Find the word "Viena" in the material below and gather every line that contains it.
============================================================
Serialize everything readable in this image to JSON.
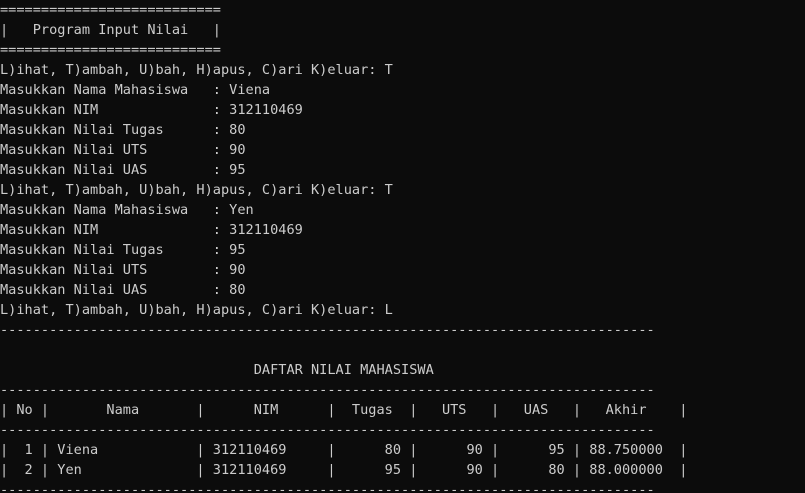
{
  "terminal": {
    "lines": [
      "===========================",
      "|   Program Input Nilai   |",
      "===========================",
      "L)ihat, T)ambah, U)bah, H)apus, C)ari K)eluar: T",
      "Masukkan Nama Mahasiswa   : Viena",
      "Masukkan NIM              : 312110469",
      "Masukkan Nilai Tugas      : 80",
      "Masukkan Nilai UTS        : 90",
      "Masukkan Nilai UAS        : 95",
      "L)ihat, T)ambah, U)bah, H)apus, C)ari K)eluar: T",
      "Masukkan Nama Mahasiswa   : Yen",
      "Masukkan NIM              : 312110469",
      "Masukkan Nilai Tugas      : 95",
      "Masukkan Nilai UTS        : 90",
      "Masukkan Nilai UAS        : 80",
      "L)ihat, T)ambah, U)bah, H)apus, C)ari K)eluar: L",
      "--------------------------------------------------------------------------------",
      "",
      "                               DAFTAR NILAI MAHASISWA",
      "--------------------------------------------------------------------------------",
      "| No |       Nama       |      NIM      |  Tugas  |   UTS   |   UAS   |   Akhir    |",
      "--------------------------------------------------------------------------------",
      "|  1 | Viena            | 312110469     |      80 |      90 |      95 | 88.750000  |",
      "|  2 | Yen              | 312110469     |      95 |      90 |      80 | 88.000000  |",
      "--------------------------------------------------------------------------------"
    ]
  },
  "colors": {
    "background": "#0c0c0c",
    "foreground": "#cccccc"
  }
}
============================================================
Written response
      "Masukkan Nama Mahasiswa   : Viena",
      "|  1 | Viena            | 312110469     |      80 |      90 |      95 | 88.750000  |",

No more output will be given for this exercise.